▸ Exercise description
Collect from the data below each line with "Browse".
-------- Provided data --------
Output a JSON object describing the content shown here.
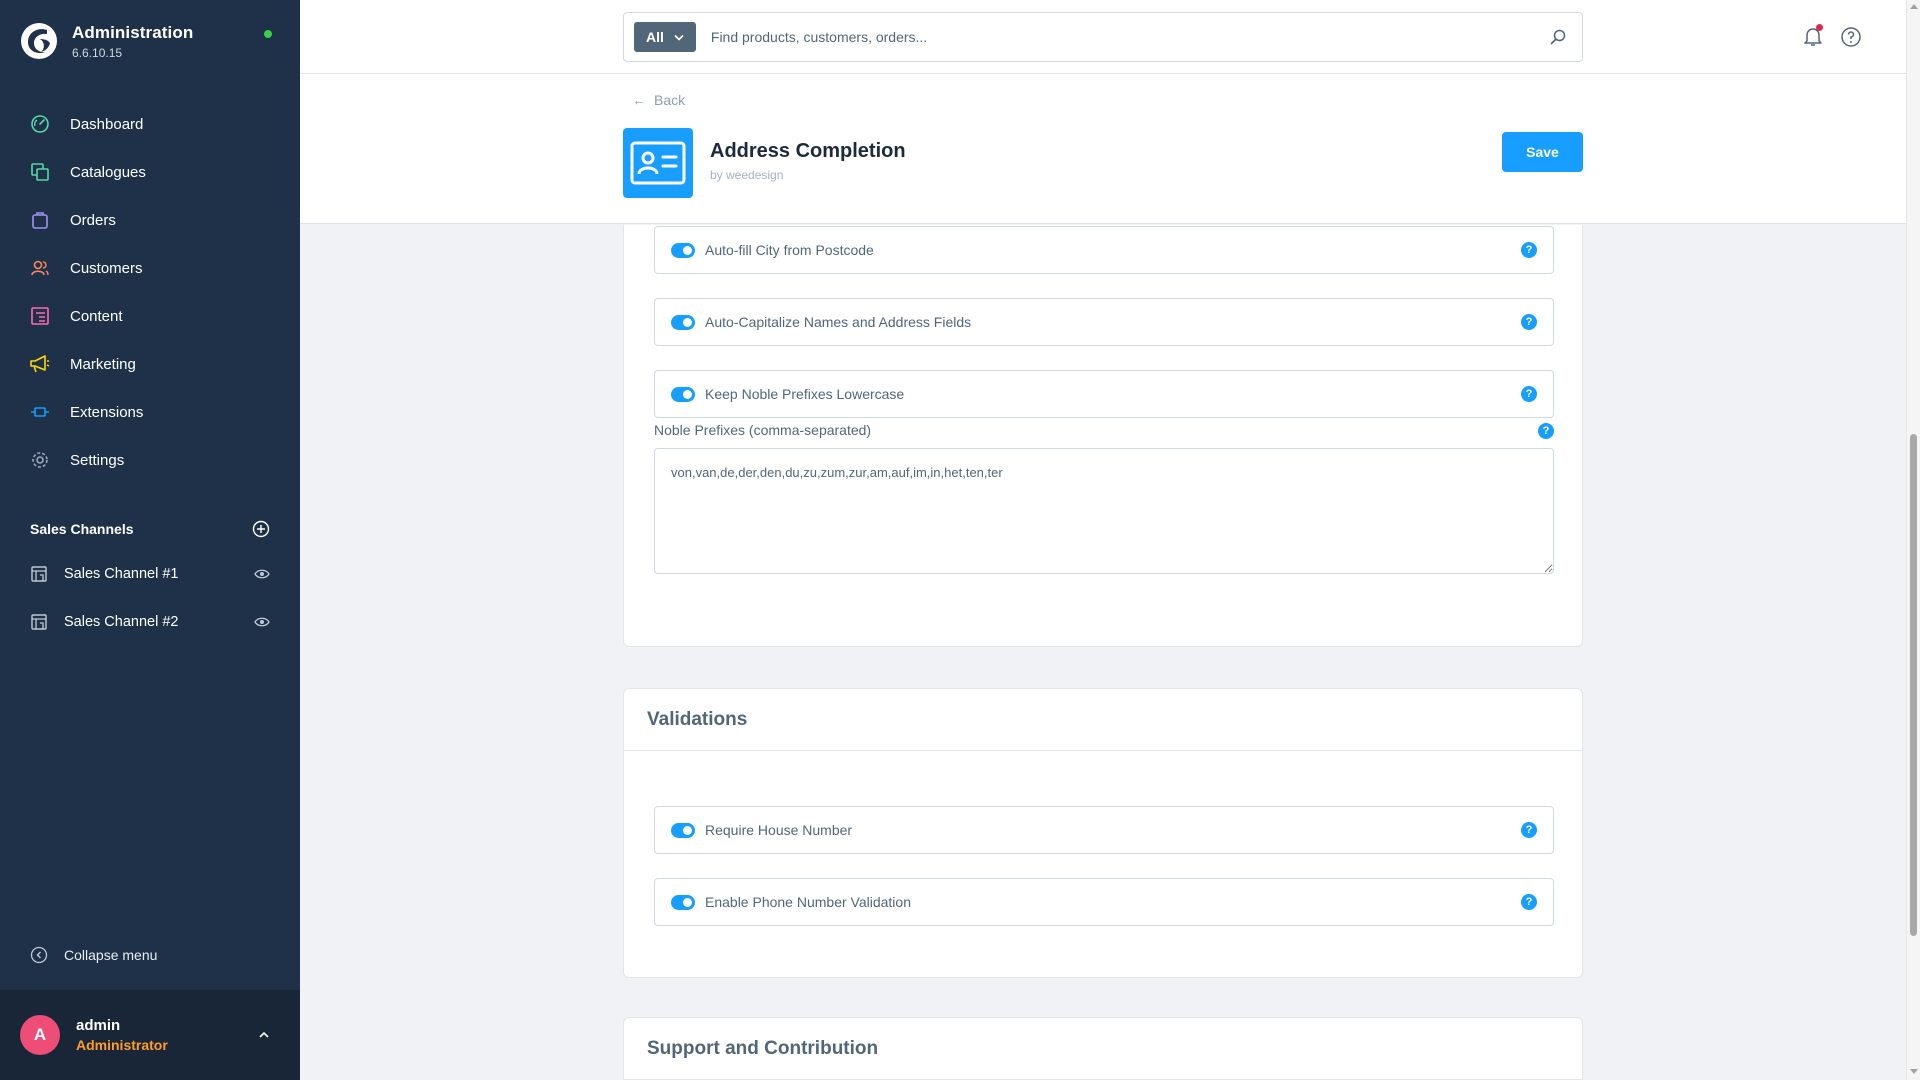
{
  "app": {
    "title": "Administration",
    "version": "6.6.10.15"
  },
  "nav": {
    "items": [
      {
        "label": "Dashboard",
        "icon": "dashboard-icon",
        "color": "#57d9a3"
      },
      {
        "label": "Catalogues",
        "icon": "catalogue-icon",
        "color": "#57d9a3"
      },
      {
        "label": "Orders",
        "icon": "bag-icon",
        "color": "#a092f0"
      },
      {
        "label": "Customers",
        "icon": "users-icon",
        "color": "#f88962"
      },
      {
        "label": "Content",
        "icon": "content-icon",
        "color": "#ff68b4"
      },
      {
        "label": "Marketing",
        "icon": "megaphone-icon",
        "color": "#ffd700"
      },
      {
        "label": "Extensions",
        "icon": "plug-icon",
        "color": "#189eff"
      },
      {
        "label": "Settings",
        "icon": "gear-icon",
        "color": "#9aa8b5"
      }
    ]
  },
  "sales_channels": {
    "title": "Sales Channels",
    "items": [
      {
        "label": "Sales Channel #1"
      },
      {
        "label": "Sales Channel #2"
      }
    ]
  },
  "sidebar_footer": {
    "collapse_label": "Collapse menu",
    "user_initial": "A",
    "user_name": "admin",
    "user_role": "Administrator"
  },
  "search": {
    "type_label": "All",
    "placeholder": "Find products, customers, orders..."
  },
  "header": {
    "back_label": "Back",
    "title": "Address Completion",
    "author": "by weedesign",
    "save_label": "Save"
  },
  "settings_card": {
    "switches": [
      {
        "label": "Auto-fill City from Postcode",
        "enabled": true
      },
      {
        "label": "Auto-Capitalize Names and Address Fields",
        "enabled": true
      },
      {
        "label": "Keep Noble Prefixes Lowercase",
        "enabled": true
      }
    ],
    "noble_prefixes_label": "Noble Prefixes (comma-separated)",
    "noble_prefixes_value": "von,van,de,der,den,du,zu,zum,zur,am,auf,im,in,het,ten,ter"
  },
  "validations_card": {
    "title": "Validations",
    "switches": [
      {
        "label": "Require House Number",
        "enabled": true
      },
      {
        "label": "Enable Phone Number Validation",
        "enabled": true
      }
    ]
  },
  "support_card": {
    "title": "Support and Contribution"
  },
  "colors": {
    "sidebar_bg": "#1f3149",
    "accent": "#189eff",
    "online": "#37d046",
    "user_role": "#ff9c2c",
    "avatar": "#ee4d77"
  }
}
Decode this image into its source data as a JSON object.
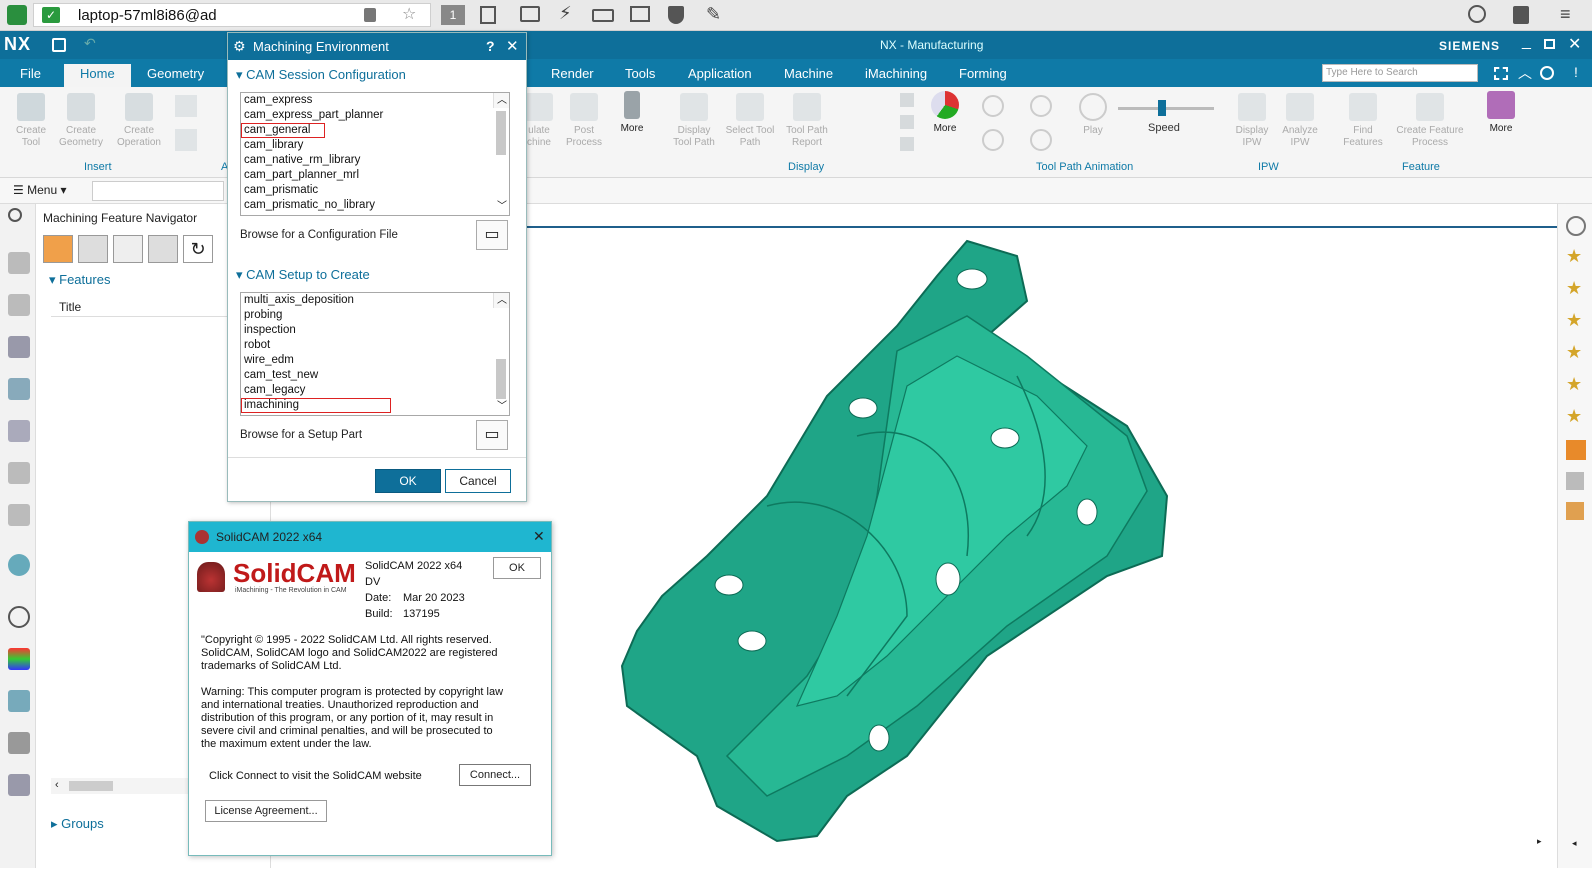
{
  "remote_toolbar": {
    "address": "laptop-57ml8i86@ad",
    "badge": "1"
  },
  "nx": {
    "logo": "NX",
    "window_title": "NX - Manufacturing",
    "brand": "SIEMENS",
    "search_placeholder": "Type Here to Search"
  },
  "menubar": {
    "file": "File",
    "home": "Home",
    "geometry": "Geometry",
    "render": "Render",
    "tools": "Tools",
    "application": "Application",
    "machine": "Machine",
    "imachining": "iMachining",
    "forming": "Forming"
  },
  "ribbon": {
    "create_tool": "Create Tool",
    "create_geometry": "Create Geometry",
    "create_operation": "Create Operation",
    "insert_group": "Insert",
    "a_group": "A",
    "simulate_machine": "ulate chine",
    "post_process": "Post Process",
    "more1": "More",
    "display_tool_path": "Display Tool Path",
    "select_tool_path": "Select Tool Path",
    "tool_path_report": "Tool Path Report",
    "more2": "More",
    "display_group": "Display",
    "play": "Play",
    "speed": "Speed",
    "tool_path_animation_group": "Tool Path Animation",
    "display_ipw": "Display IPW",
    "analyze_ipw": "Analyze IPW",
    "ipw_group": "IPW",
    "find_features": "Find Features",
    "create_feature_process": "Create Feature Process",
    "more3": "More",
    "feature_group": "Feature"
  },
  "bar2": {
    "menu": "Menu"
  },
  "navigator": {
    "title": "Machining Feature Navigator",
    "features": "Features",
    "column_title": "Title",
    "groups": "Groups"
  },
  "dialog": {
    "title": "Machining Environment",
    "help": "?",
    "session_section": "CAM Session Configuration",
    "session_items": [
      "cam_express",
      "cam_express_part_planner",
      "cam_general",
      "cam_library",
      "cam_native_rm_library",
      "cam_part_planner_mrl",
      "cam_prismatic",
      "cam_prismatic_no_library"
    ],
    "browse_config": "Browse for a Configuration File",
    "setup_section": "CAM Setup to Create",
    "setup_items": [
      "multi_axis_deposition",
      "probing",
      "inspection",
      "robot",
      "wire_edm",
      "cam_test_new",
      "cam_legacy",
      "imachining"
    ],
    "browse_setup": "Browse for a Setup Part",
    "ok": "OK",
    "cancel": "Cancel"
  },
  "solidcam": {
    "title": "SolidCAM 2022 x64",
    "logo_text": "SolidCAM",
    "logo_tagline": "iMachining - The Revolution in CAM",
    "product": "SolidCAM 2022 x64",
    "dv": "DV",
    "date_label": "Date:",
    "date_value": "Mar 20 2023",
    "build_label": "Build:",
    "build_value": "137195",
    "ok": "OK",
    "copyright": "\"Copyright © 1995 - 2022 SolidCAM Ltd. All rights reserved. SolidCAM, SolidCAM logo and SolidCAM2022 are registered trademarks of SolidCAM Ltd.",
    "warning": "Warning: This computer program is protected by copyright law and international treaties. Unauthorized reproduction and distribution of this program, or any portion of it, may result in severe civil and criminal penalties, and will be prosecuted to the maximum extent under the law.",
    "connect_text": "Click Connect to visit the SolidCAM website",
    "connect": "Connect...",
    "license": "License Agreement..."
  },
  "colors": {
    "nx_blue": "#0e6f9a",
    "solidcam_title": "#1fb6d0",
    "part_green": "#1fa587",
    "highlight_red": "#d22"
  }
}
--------
▸ Answer section
    "browse_config": "Browse for a Configuration File",
    "browse_setup": "Browse for a Setup Part",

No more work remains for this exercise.